The New Zealand government generally has a pretty good standing when it comes to conservation. In 2003, a ban on commercial set nets was added to an existing ban on recreational netting from north of Auckland to north of Taranaki, covering out to four nautical miles from shore. In 2008, this was extended to seven nautical miles and in 2012 the ban on set nets extended further south. Last year, the Minister of Conservation finalised a Maui’s Dolphin Threat Management Plan, which includes codes of practice for seismic surveys, regulations for inshore boat racing, and the establishment of a Maui’s Dolphin Research Advisory Group.
So are things improving?
Debatable. Although various marine protected areas have been created with the aim of conserving Maui’s dolphins, the government has failed to extend protections to areas where there have been credible recent sightings of the animals. That’s the thing about marine mammal conservation – these are free-ranging animals who cover large areas in a dynamic habitat. Thus, the distribution of populations will change over time and so needs constant re-assessment if protected areas are to have a positive effect. But this is an investment the NZ government seems unwilling to make.
And despite several promising moves on the government’s part, it looks like money might win through in the end.

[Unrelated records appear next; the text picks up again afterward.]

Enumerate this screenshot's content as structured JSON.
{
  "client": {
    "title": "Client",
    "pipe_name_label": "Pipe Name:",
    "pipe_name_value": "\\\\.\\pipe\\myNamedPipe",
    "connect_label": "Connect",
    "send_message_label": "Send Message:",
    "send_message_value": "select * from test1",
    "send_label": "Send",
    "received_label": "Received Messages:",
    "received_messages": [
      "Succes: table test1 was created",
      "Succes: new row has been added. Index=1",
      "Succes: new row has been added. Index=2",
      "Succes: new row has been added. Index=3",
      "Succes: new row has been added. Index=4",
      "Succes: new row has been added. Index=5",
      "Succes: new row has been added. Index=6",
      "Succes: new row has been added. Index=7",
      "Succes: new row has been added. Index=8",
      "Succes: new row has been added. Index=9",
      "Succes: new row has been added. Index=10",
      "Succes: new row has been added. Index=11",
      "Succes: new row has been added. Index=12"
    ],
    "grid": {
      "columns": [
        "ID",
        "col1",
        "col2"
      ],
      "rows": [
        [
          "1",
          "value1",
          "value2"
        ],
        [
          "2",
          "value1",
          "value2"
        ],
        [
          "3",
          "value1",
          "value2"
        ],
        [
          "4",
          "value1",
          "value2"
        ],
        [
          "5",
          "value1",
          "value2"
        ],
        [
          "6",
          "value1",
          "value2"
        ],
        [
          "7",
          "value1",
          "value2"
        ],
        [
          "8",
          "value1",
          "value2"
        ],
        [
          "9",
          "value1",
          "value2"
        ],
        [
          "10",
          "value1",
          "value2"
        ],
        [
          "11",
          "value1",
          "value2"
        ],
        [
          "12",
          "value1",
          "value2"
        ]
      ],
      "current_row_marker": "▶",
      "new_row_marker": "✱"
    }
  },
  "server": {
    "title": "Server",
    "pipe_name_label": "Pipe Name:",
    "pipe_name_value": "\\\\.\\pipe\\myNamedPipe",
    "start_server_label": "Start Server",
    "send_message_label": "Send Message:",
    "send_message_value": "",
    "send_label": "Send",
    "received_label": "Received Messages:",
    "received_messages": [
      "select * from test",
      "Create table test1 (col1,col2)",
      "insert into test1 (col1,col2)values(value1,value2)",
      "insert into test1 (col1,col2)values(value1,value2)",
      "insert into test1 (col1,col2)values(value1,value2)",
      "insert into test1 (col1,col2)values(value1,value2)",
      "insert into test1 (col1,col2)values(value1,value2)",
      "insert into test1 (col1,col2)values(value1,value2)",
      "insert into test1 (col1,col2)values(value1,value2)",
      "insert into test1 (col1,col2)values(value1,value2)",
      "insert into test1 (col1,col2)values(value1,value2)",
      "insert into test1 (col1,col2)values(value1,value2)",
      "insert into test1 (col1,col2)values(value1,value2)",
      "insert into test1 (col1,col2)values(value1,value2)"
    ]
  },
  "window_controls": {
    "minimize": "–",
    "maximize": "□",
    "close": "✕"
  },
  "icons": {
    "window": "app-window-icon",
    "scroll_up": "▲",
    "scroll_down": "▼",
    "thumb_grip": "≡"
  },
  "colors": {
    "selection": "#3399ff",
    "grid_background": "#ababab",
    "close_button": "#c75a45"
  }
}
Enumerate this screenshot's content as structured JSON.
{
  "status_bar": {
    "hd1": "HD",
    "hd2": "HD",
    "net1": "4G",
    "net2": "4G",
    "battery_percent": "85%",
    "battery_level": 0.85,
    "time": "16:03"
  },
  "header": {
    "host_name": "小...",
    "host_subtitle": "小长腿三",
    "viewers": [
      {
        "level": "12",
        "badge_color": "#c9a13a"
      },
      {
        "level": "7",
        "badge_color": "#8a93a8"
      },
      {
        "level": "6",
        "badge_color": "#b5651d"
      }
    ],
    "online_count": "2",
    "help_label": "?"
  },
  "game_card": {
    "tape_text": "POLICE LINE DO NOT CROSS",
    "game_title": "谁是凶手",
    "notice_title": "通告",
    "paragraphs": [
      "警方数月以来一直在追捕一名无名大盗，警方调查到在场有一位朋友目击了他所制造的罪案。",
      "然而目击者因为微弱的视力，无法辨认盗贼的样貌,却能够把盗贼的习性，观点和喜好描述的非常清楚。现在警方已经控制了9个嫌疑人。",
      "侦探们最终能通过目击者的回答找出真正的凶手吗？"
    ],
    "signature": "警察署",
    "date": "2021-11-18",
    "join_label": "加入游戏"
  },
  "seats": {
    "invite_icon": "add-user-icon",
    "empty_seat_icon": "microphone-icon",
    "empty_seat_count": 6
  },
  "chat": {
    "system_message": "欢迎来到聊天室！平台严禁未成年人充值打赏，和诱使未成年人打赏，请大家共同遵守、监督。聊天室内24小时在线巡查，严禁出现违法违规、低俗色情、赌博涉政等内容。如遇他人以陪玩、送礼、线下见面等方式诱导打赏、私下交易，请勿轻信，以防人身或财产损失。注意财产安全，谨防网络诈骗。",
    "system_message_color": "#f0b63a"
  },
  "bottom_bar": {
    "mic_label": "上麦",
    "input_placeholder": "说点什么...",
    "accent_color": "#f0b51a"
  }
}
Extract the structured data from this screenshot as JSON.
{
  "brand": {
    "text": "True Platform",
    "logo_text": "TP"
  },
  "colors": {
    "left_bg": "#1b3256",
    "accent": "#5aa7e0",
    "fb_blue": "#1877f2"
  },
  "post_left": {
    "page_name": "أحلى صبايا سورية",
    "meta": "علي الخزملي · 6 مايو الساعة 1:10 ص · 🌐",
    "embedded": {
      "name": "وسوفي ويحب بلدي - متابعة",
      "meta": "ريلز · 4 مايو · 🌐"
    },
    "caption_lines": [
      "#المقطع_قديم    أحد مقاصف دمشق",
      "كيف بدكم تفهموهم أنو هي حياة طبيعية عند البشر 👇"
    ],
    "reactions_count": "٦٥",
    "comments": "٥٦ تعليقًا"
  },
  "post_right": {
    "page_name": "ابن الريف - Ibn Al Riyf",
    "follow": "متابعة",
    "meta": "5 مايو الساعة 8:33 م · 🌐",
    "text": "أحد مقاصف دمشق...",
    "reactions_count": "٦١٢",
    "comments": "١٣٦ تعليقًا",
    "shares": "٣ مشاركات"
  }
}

This week, it has been reported by several news groups that the West Coast North Island Marine Mammal Sanctuary – home to the Maui’s dolphin – has been signed off for oil and gas exploration.
The NZ government signed off a block offer of sea and land in April, which includes a 3,000 square kilometre overlap into the sanctuary. Oil and gas development in this area could have a devastating impact on Maui’s habitat by increasing levels of underwater noise through seismic surveys, as well as putting the area at greater risk of oil spills.
The government has already had previous bungles with the block offer, with Simon Bridges, the Minister of Energy and Resources signing off New Zealand’s biggest forest park for drilling – despite having never heard of it. Not exactly reassuring that the government is taking conservation seriously.
In fact, politicians are arguing whether this is even an issue, and NZ Conservation Minister Nick Smith is insisting that there hasn’t been a single observation of a Maui’s dolphin in the proposed exploration area. So no need to worry.
But you have to wonder how hard they’ve looked?
What you can do
Numerous scientific and conservation groups have already called for the New Zealand government to take action to save the Maui’s dolphin. Just last week, the International Whaling Commission urged the government to do more to save the species, stating that it had “extreme concern” about the decline in Maui’s dolphins.
In a recent report, the IWC estimated that Maui’s will decline to just 10 adult breeding females in six years and become functionally extinct in less than 20 years – unless their full range is protected from gillnetting and trawling.
WWF have stepped up their “Last 55” campaign to save the Maui’s dolphin, urging parliament to announce permanent measures that remove fishing gear which kills dolphins and help affected fishermen adopt dolphin-friendly fishing methods. “Anything less will not give the species a fighting chance at survival.”
Support their campaign by signing the WWF online petition here. And hopefully we can convince the New Zealand government to stop faffing around and start taking effective steps to save the Maui’s dolphin.